#### DIRECTIONS
Each record should be given again exactly as it appears, with no image included.

#### EXTRACTED INFORMATION

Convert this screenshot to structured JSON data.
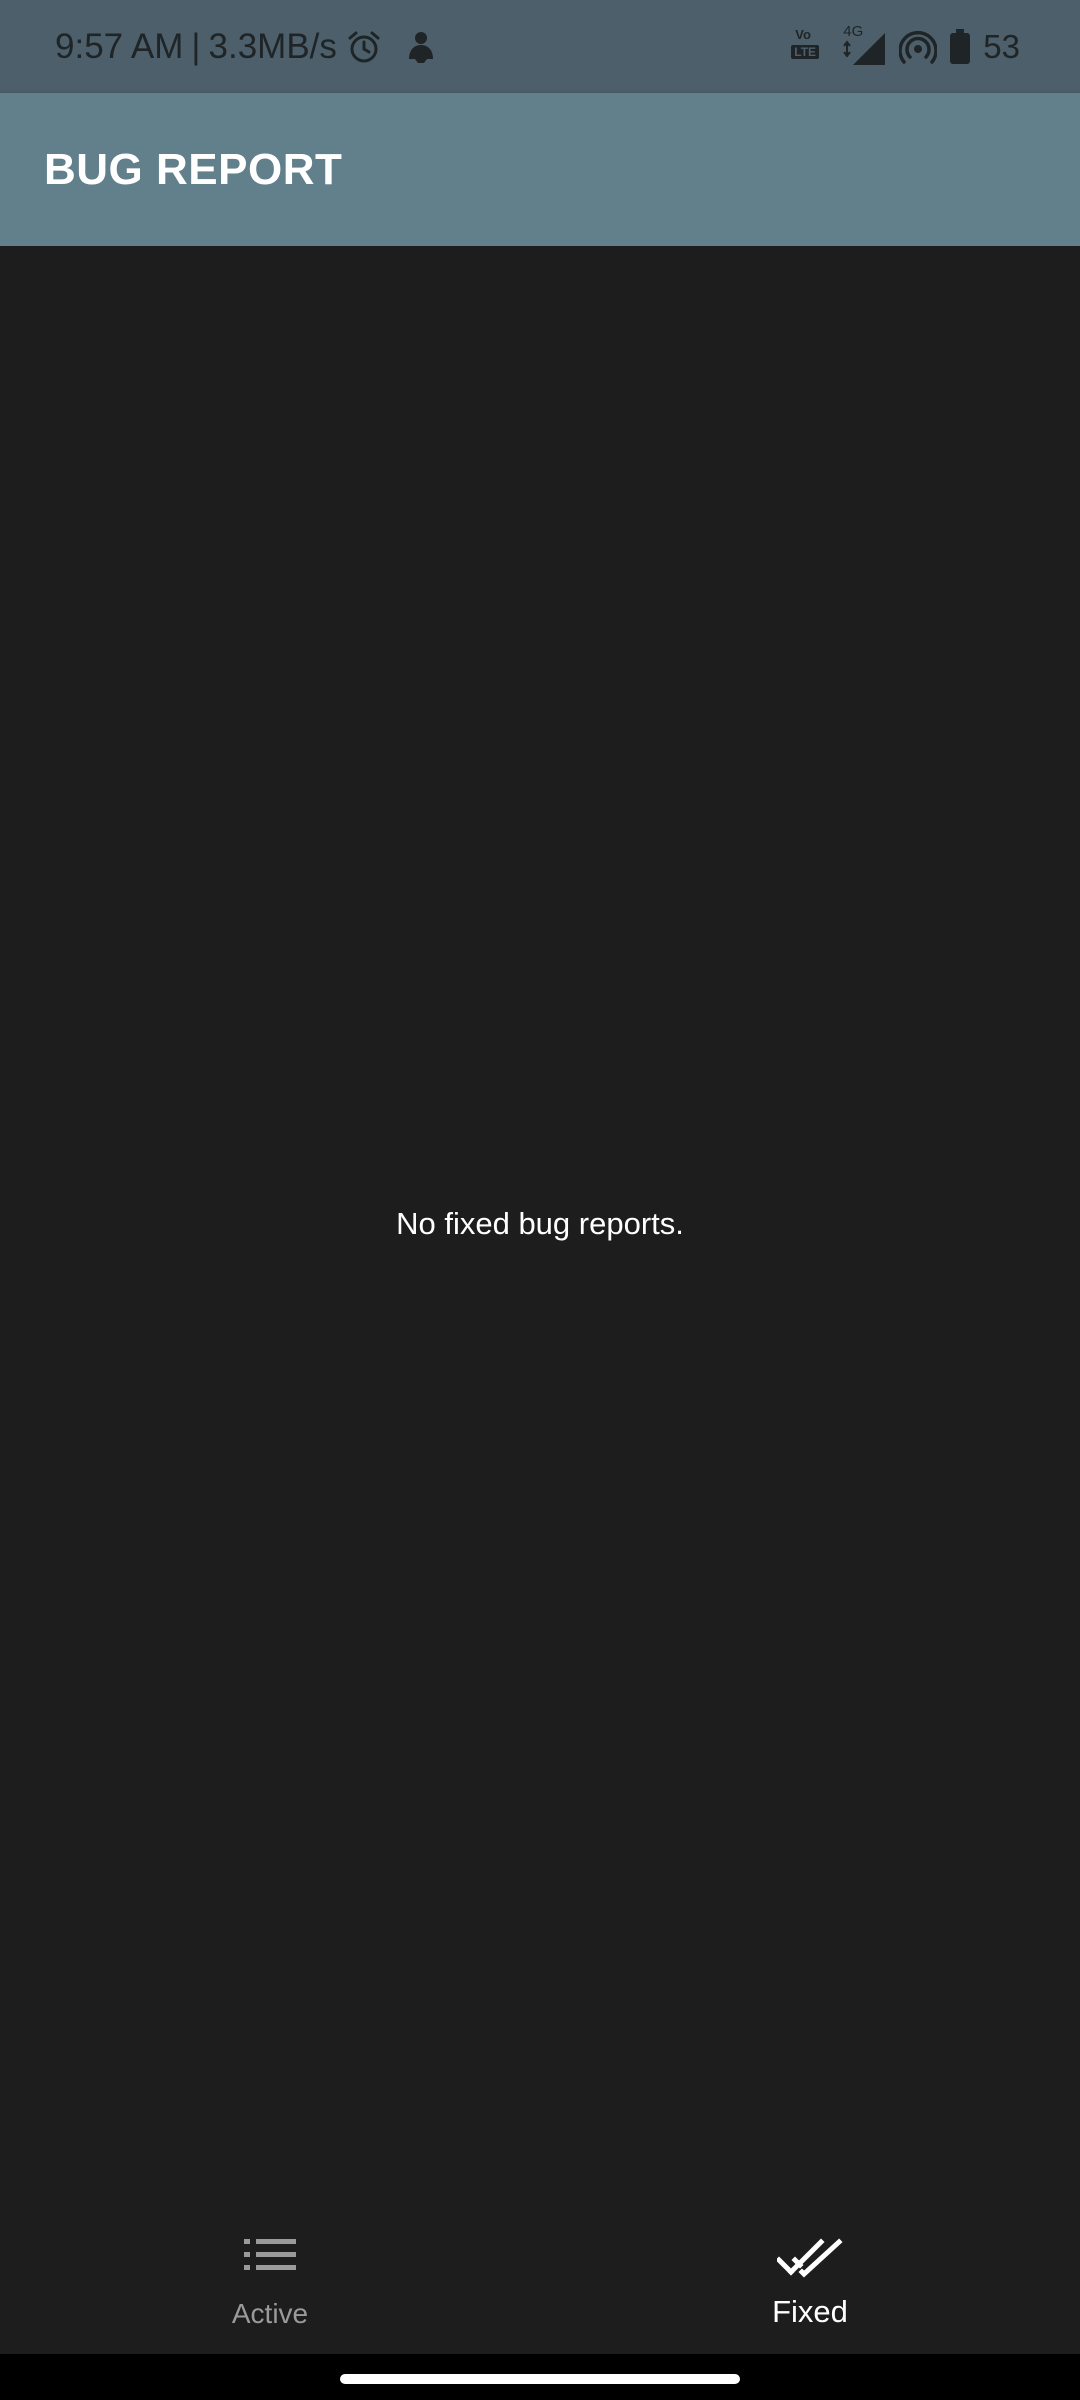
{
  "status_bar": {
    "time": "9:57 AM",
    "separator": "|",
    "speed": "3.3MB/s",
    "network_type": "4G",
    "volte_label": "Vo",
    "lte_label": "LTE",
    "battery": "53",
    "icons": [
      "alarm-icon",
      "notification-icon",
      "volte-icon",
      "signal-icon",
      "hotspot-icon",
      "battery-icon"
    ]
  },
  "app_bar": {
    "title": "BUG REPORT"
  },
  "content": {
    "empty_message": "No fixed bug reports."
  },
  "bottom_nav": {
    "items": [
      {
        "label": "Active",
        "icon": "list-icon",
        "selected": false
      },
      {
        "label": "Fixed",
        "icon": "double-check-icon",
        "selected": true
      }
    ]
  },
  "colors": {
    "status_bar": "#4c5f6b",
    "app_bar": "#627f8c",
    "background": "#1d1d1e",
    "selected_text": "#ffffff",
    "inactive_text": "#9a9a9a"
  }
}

#### ANSWER AREA
Convert this screenshot to structured JSON data.
{
  "status_bar": {
    "time": "9:57 AM",
    "separator": "|",
    "speed": "3.3MB/s",
    "network_type": "4G",
    "volte_label": "Vo",
    "lte_label": "LTE",
    "battery": "53",
    "icons": [
      "alarm-icon",
      "notification-icon",
      "volte-icon",
      "signal-icon",
      "hotspot-icon",
      "battery-icon"
    ]
  },
  "app_bar": {
    "title": "BUG REPORT"
  },
  "content": {
    "empty_message": "No fixed bug reports."
  },
  "bottom_nav": {
    "items": [
      {
        "label": "Active",
        "icon": "list-icon",
        "selected": false
      },
      {
        "label": "Fixed",
        "icon": "double-check-icon",
        "selected": true
      }
    ]
  },
  "colors": {
    "status_bar": "#4c5f6b",
    "app_bar": "#627f8c",
    "background": "#1d1d1e",
    "selected_text": "#ffffff",
    "inactive_text": "#9a9a9a"
  }
}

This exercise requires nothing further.